We have been slowly cultivating a friend circle, and we went out with some of my colleagues over the weekend. After bowling, we stopped in at a hip little bar that serves craft beer in Mason jars. One of my French coworkers was chatting up the bartender, who told him she was from Ohio. He said something about us being from Wisconsin, and she replied, “Wisconsin’s almost as boring as Ohio.” When we heard the story, I had to resist the urge to go over and confront her. Colin and I both immediately got our tail feathers flustered, because it just so happens we’re proud to be Wisconsinites.

Which brings me to my point: anyone who tells you they don’t miss home is either lying or doesn’t have a home worth missing. In the first case, you can hardly blame a person for denying how much they long for the land of their birth, especially when (as is often the case) it’s not feasible to go back. The second scenario is one I don’t envy, even if the homesickness sometimes drags me down. I miss jogging in the woods in September, the taste of freshly pressed apple cider, the colors in a Door County sunset, the joy of jumping off someone’s boat into the deep blue waters of Lake Michigan and yes, cheese curds. When I leave the French Cafe, they will remember me as the vegetarian-American from Wisconsin, they will remember how I talked about cheap craft beer and sharp aged cheddar and the Great Lakes. How if they visited me in my home state, everyone would say hello and then offer them a cup of bottomless coffee.

I feel myself constantly wavering between love of home and love of this little island in the Pacific. Especially on Sunday, when Colin and I hop into the Caldina and drive an hour or so (in almost any direction) before we alight at some breathtaking beach, or another piece of rugged coastline where the crash of aquamarine waves is almost deafening. Quite often we venture into the New Zealand bush and ogle the mossy trees, the ferns unfurling towards the sun and always we make faces and smooch at the fantails while they dance down the path before us. Getting lost in the bush never fails to help me push my personal reset button. The melodic call of Tui elevates my spirit, and the rustle of the wood pigeon taking off (most ungracefully) always brings me a moment of startled joy. These are the things that vie for a place in my heart along with the peninsula where cherry blossoms bloom and leaves drip with the deep oranges of autumn.

These are the quandaries of an almost expat, a person who still feels the tug of home on her heart. As the clouds sweep by, I think about a kiwi grannie who chatted me up during a shift at the French Cafe and eventually asked me, “Do we get to keep you?”

The nickname “City of Sails” confirmed during one of my runs along Auckland harbor.

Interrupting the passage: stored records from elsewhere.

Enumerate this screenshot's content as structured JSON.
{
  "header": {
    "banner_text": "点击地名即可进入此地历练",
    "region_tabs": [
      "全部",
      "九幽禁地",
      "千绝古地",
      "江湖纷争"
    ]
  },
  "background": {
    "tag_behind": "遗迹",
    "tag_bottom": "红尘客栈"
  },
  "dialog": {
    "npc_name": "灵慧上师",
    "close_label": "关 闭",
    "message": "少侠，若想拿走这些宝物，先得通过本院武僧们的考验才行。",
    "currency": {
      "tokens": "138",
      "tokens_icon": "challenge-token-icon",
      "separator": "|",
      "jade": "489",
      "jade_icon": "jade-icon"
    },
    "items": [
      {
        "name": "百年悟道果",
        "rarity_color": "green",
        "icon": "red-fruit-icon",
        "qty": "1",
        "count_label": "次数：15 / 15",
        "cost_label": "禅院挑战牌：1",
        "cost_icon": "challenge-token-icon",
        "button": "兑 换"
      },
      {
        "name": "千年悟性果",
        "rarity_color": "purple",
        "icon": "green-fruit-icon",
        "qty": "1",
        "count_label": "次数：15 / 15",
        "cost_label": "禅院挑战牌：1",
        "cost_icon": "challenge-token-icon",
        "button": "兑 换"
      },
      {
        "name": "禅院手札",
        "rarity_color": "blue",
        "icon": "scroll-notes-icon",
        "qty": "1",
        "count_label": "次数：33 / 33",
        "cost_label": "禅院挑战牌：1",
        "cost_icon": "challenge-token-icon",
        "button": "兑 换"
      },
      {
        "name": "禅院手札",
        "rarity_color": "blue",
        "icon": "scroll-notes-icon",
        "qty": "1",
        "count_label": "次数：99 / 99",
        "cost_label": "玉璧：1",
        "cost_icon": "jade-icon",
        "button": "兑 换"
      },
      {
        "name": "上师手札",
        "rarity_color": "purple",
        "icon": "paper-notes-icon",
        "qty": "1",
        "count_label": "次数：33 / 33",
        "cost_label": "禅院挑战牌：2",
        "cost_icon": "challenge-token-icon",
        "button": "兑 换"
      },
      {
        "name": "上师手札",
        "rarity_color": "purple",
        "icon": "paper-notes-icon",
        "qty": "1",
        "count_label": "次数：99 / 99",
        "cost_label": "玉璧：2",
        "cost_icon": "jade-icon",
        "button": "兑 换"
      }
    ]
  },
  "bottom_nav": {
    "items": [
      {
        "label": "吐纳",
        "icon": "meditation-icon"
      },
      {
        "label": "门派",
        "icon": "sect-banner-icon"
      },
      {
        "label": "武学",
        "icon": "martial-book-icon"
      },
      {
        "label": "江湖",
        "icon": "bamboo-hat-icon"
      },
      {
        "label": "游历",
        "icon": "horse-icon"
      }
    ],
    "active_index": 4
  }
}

Auckland has grown on me much more than I ever expected. Running through a series of parks and scenic reserves the other day it struck me how beautiful parts of the city are. Especially where the cotton candy clouds meet the skyline, the Skytower a discernible landmark on the horizon, the rolling hills an electric kiwi green and the ocean gently lapping the mangroves. At the moment of writing this, I have no idea what the future holds.

Keep me, though? As in, forever, ever? Likely not.

To read more about Brittany Jordt’s life abroad visit